*** Block opens ***

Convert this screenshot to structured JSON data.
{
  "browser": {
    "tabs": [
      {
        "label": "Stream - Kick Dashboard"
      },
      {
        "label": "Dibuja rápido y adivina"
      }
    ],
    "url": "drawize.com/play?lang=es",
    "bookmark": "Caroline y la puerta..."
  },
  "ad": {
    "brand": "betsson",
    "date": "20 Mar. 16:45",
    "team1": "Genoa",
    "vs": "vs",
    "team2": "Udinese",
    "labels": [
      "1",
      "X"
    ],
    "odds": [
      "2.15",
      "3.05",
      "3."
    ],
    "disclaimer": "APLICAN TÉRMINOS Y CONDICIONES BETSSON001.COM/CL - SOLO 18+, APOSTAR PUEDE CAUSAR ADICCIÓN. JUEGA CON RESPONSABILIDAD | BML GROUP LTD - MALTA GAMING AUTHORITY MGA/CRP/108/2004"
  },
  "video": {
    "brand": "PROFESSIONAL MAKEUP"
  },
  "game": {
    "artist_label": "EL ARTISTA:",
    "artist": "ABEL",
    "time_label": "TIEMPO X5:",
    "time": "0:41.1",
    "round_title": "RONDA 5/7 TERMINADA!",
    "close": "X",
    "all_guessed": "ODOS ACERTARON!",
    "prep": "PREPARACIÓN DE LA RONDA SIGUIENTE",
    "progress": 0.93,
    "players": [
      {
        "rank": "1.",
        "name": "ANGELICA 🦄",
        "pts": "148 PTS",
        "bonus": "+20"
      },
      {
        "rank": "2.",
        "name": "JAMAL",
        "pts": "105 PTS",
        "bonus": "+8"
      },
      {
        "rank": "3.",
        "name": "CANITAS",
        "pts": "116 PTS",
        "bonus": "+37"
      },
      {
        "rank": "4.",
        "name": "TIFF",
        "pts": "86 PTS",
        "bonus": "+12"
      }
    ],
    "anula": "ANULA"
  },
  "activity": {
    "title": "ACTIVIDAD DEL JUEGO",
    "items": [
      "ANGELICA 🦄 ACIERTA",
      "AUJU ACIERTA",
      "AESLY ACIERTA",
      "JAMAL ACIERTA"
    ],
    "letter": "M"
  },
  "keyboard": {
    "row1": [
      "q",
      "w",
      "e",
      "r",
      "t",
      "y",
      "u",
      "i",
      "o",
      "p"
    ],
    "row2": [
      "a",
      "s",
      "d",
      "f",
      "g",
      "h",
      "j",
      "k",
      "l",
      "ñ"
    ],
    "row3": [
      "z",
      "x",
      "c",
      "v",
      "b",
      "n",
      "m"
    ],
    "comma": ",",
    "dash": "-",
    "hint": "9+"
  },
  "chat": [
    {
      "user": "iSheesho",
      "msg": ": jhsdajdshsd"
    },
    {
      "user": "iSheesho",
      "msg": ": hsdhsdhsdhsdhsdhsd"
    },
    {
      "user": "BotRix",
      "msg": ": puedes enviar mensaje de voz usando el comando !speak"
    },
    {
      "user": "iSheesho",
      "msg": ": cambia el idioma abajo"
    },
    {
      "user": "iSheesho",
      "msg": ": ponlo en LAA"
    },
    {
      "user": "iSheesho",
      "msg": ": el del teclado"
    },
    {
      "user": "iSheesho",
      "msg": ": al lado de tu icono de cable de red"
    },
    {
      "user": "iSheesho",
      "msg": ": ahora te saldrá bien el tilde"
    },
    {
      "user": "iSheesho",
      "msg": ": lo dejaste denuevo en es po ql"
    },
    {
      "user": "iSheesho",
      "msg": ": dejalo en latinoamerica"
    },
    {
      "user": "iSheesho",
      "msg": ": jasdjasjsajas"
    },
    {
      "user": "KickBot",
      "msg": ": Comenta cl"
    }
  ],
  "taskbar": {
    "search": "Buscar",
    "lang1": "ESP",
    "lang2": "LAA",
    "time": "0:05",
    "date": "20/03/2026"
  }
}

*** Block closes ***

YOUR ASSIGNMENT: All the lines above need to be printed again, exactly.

TASK OUTPUT:
Convert this screenshot to structured JSON data.
{
  "browser": {
    "tabs": [
      {
        "label": "Stream - Kick Dashboard"
      },
      {
        "label": "Dibuja rápido y adivina"
      }
    ],
    "url": "drawize.com/play?lang=es",
    "bookmark": "Caroline y la puerta..."
  },
  "ad": {
    "brand": "betsson",
    "date": "20 Mar. 16:45",
    "team1": "Genoa",
    "vs": "vs",
    "team2": "Udinese",
    "labels": [
      "1",
      "X"
    ],
    "odds": [
      "2.15",
      "3.05",
      "3."
    ],
    "disclaimer": "APLICAN TÉRMINOS Y CONDICIONES BETSSON001.COM/CL - SOLO 18+, APOSTAR PUEDE CAUSAR ADICCIÓN. JUEGA CON RESPONSABILIDAD | BML GROUP LTD - MALTA GAMING AUTHORITY MGA/CRP/108/2004"
  },
  "video": {
    "brand": "PROFESSIONAL MAKEUP"
  },
  "game": {
    "artist_label": "EL ARTISTA:",
    "artist": "ABEL",
    "time_label": "TIEMPO X5:",
    "time": "0:41.1",
    "round_title": "RONDA 5/7 TERMINADA!",
    "close": "X",
    "all_guessed": "ODOS ACERTARON!",
    "prep": "PREPARACIÓN DE LA RONDA SIGUIENTE",
    "progress": 0.93,
    "players": [
      {
        "rank": "1.",
        "name": "ANGELICA 🦄",
        "pts": "148 PTS",
        "bonus": "+20"
      },
      {
        "rank": "2.",
        "name": "JAMAL",
        "pts": "105 PTS",
        "bonus": "+8"
      },
      {
        "rank": "3.",
        "name": "CANITAS",
        "pts": "116 PTS",
        "bonus": "+37"
      },
      {
        "rank": "4.",
        "name": "TIFF",
        "pts": "86 PTS",
        "bonus": "+12"
      }
    ],
    "anula": "ANULA"
  },
  "activity": {
    "title": "ACTIVIDAD DEL JUEGO",
    "items": [
      "ANGELICA 🦄 ACIERTA",
      "AUJU ACIERTA",
      "AESLY ACIERTA",
      "JAMAL ACIERTA"
    ],
    "letter": "M"
  },
  "keyboard": {
    "row1": [
      "q",
      "w",
      "e",
      "r",
      "t",
      "y",
      "u",
      "i",
      "o",
      "p"
    ],
    "row2": [
      "a",
      "s",
      "d",
      "f",
      "g",
      "h",
      "j",
      "k",
      "l",
      "ñ"
    ],
    "row3": [
      "z",
      "x",
      "c",
      "v",
      "b",
      "n",
      "m"
    ],
    "comma": ",",
    "dash": "-",
    "hint": "9+"
  },
  "chat": [
    {
      "user": "iSheesho",
      "msg": ": jhsdajdshsd"
    },
    {
      "user": "iSheesho",
      "msg": ": hsdhsdhsdhsdhsdhsd"
    },
    {
      "user": "BotRix",
      "msg": ": puedes enviar mensaje de voz usando el comando !speak"
    },
    {
      "user": "iSheesho",
      "msg": ": cambia el idioma abajo"
    },
    {
      "user": "iSheesho",
      "msg": ": ponlo en LAA"
    },
    {
      "user": "iSheesho",
      "msg": ": el del teclado"
    },
    {
      "user": "iSheesho",
      "msg": ": al lado de tu icono de cable de red"
    },
    {
      "user": "iSheesho",
      "msg": ": ahora te saldrá bien el tilde"
    },
    {
      "user": "iSheesho",
      "msg": ": lo dejaste denuevo en es po ql"
    },
    {
      "user": "iSheesho",
      "msg": ": dejalo en latinoamerica"
    },
    {
      "user": "iSheesho",
      "msg": ": jasdjasjsajas"
    },
    {
      "user": "KickBot",
      "msg": ": Comenta cl"
    }
  ],
  "taskbar": {
    "search": "Buscar",
    "lang1": "ESP",
    "lang2": "LAA",
    "time": "0:05",
    "date": "20/03/2026"
  }
}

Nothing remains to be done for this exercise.